§ **Your assignment**
Give the data again word for word; drop the pictures.

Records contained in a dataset

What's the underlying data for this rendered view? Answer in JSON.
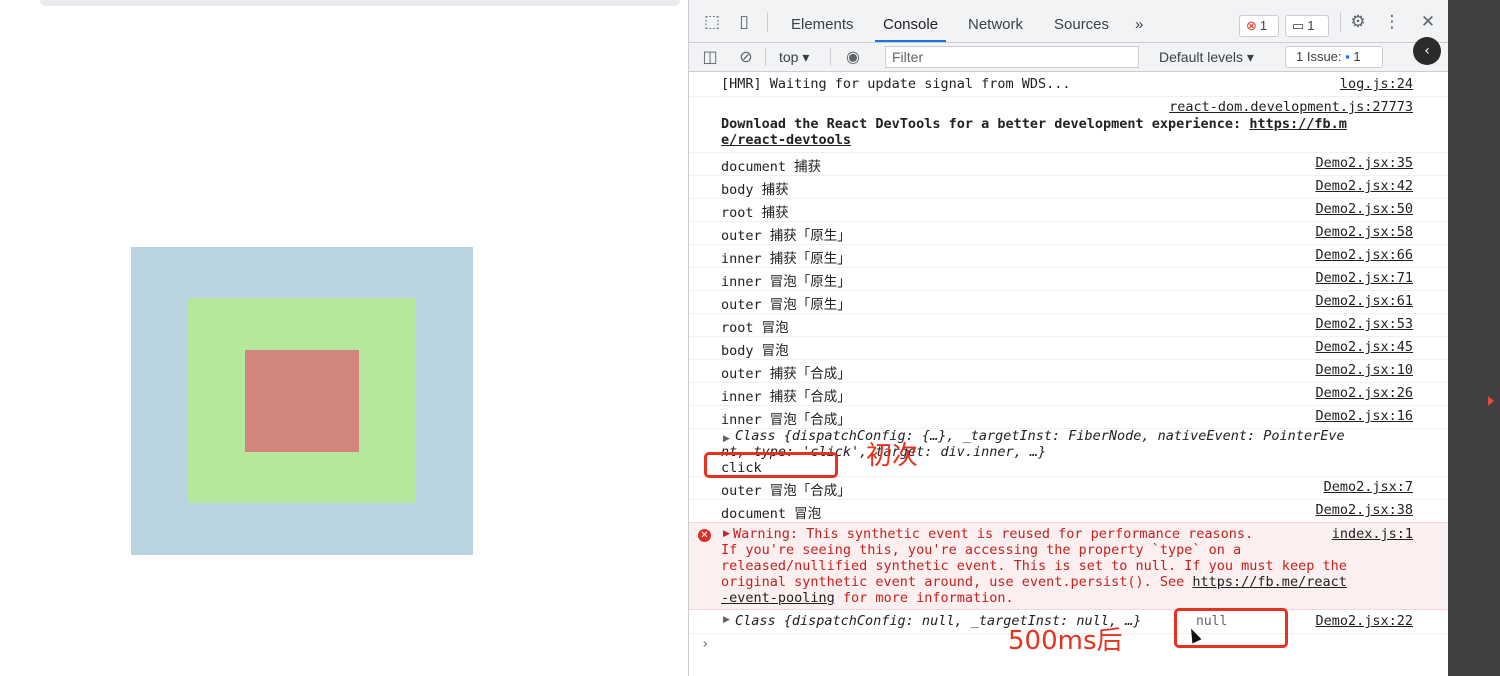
{
  "page": {
    "colors": {
      "outer": "#bad5df",
      "middle": "#b5e89c",
      "inner": "#d1857c"
    }
  },
  "devtools": {
    "tabs": [
      "Elements",
      "Console",
      "Network",
      "Sources"
    ],
    "active_tab": "Console",
    "more_tabs": "»",
    "errors_badge": "1",
    "messages_badge": "1",
    "toolbar": {
      "context": "top ▾",
      "filter_placeholder": "Filter",
      "levels": "Default levels ▾",
      "issues": "1 Issue:",
      "issues_count": "1"
    },
    "logs": [
      {
        "text": "[HMR] Waiting for update signal from WDS...",
        "src": "log.js:24"
      },
      {
        "src": "react-dom.development.js:27773",
        "text_bold": "Download the React DevTools for a better development experience: ",
        "link1": "https://fb.m",
        "link2": "e/react-devtools"
      },
      {
        "text": "document 捕获",
        "src": "Demo2.jsx:35"
      },
      {
        "text": "body 捕获",
        "src": "Demo2.jsx:42"
      },
      {
        "text": "root 捕获",
        "src": "Demo2.jsx:50"
      },
      {
        "text": "outer 捕获「原生」",
        "src": "Demo2.jsx:58"
      },
      {
        "text": "inner 捕获「原生」",
        "src": "Demo2.jsx:66"
      },
      {
        "text": "inner 冒泡「原生」",
        "src": "Demo2.jsx:71"
      },
      {
        "text": "outer 冒泡「原生」",
        "src": "Demo2.jsx:61"
      },
      {
        "text": "root 冒泡",
        "src": "Demo2.jsx:53"
      },
      {
        "text": "body 冒泡",
        "src": "Demo2.jsx:45"
      },
      {
        "text": "outer 捕获「合成」",
        "src": "Demo2.jsx:10"
      },
      {
        "text": "inner 捕获「合成」",
        "src": "Demo2.jsx:26"
      },
      {
        "text": "inner 冒泡「合成」",
        "src": "Demo2.jsx:16"
      },
      {
        "obj_line1": "Class {dispatchConfig: {…}, _targetInst: FiberNode, nativeEvent: PointerEve",
        "obj_line2": "nt, type: 'click', target: div.inner, …}",
        "click": "click"
      },
      {
        "text": "outer 冒泡「合成」",
        "src": "Demo2.jsx:7"
      },
      {
        "text": "document 冒泡",
        "src": "Demo2.jsx:38"
      },
      {
        "warn_line1": "Warning: This synthetic event is reused for performance reasons.",
        "warn_src": "index.js:1",
        "warn_line2": "If you're seeing this, you're accessing the property `type` on a",
        "warn_line3": "released/nullified synthetic event. This is set to null. If you must keep the",
        "warn_line4": "original synthetic event around, use event.persist(). See ",
        "warn_link1": "https://fb.me/react",
        "warn_link2": "-event-pooling",
        "warn_tail": " for more information."
      },
      {
        "obj": "Class {dispatchConfig: null, _targetInst: null, …}",
        "null": "null",
        "src": "Demo2.jsx:22"
      }
    ],
    "prompt": "›"
  },
  "annotations": {
    "first": "初次",
    "after": "500ms后"
  }
}
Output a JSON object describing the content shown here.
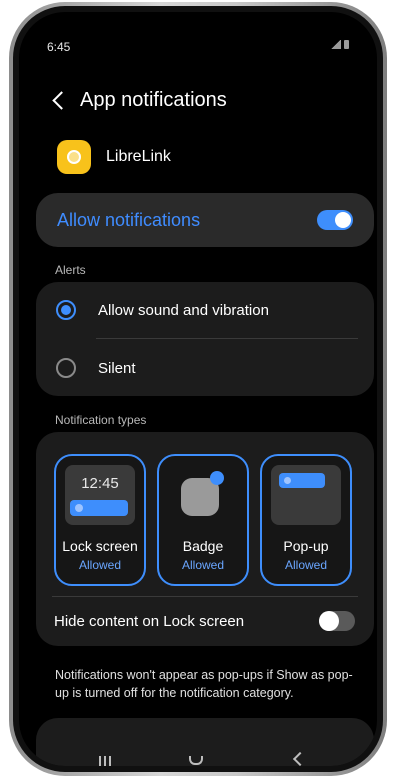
{
  "status_bar": {
    "time": "6:45"
  },
  "header": {
    "title": "App notifications"
  },
  "app": {
    "name": "LibreLink"
  },
  "allow_notifications": {
    "label": "Allow notifications",
    "enabled": true
  },
  "alerts": {
    "section_label": "Alerts",
    "options": [
      {
        "label": "Allow sound and vibration",
        "selected": true
      },
      {
        "label": "Silent",
        "selected": false
      }
    ]
  },
  "notification_types": {
    "section_label": "Notification types",
    "tiles": [
      {
        "title": "Lock screen",
        "status": "Allowed",
        "preview_time": "12:45"
      },
      {
        "title": "Badge",
        "status": "Allowed"
      },
      {
        "title": "Pop-up",
        "status": "Allowed"
      }
    ],
    "hide_content": {
      "label": "Hide content on Lock screen",
      "enabled": false
    }
  },
  "footnote": "Notifications won't appear as pop-ups if Show as pop-up is turned off for the notification category.",
  "colors": {
    "accent": "#3e8efc",
    "app_icon": "#f8c21b",
    "card": "#1c1c1c"
  }
}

§ **Reply**
What's the underlying data for this rendered view? Answer in JSON.
{
  "page": {
    "colors": {
      "outer": "#bad5df",
      "middle": "#b5e89c",
      "inner": "#d1857c"
    }
  },
  "devtools": {
    "tabs": [
      "Elements",
      "Console",
      "Network",
      "Sources"
    ],
    "active_tab": "Console",
    "more_tabs": "»",
    "errors_badge": "1",
    "messages_badge": "1",
    "toolbar": {
      "context": "top ▾",
      "filter_placeholder": "Filter",
      "levels": "Default levels ▾",
      "issues": "1 Issue:",
      "issues_count": "1"
    },
    "logs": [
      {
        "text": "[HMR] Waiting for update signal from WDS...",
        "src": "log.js:24"
      },
      {
        "src": "react-dom.development.js:27773",
        "text_bold": "Download the React DevTools for a better development experience: ",
        "link1": "https://fb.m",
        "link2": "e/react-devtools"
      },
      {
        "text": "document 捕获",
        "src": "Demo2.jsx:35"
      },
      {
        "text": "body 捕获",
        "src": "Demo2.jsx:42"
      },
      {
        "text": "root 捕获",
        "src": "Demo2.jsx:50"
      },
      {
        "text": "outer 捕获「原生」",
        "src": "Demo2.jsx:58"
      },
      {
        "text": "inner 捕获「原生」",
        "src": "Demo2.jsx:66"
      },
      {
        "text": "inner 冒泡「原生」",
        "src": "Demo2.jsx:71"
      },
      {
        "text": "outer 冒泡「原生」",
        "src": "Demo2.jsx:61"
      },
      {
        "text": "root 冒泡",
        "src": "Demo2.jsx:53"
      },
      {
        "text": "body 冒泡",
        "src": "Demo2.jsx:45"
      },
      {
        "text": "outer 捕获「合成」",
        "src": "Demo2.jsx:10"
      },
      {
        "text": "inner 捕获「合成」",
        "src": "Demo2.jsx:26"
      },
      {
        "text": "inner 冒泡「合成」",
        "src": "Demo2.jsx:16"
      },
      {
        "obj_line1": "Class {dispatchConfig: {…}, _targetInst: FiberNode, nativeEvent: PointerEve",
        "obj_line2": "nt, type: 'click', target: div.inner, …}",
        "click": "click"
      },
      {
        "text": "outer 冒泡「合成」",
        "src": "Demo2.jsx:7"
      },
      {
        "text": "document 冒泡",
        "src": "Demo2.jsx:38"
      },
      {
        "warn_line1": "Warning: This synthetic event is reused for performance reasons.",
        "warn_src": "index.js:1",
        "warn_line2": "If you're seeing this, you're accessing the property `type` on a",
        "warn_line3": "released/nullified synthetic event. This is set to null. If you must keep the",
        "warn_line4": "original synthetic event around, use event.persist(). See ",
        "warn_link1": "https://fb.me/react",
        "warn_link2": "-event-pooling",
        "warn_tail": " for more information."
      },
      {
        "obj": "Class {dispatchConfig: null, _targetInst: null, …}",
        "null": "null",
        "src": "Demo2.jsx:22"
      }
    ],
    "prompt": "›"
  },
  "annotations": {
    "first": "初次",
    "after": "500ms后"
  }
}
Output a JSON object describing the content shown here.
{
  "status_bar": {
    "time": "6:45"
  },
  "header": {
    "title": "App notifications"
  },
  "app": {
    "name": "LibreLink"
  },
  "allow_notifications": {
    "label": "Allow notifications",
    "enabled": true
  },
  "alerts": {
    "section_label": "Alerts",
    "options": [
      {
        "label": "Allow sound and vibration",
        "selected": true
      },
      {
        "label": "Silent",
        "selected": false
      }
    ]
  },
  "notification_types": {
    "section_label": "Notification types",
    "tiles": [
      {
        "title": "Lock screen",
        "status": "Allowed",
        "preview_time": "12:45"
      },
      {
        "title": "Badge",
        "status": "Allowed"
      },
      {
        "title": "Pop-up",
        "status": "Allowed"
      }
    ],
    "hide_content": {
      "label": "Hide content on Lock screen",
      "enabled": false
    }
  },
  "footnote": "Notifications won't appear as pop-ups if Show as pop-up is turned off for the notification category.",
  "colors": {
    "accent": "#3e8efc",
    "app_icon": "#f8c21b",
    "card": "#1c1c1c"
  }
}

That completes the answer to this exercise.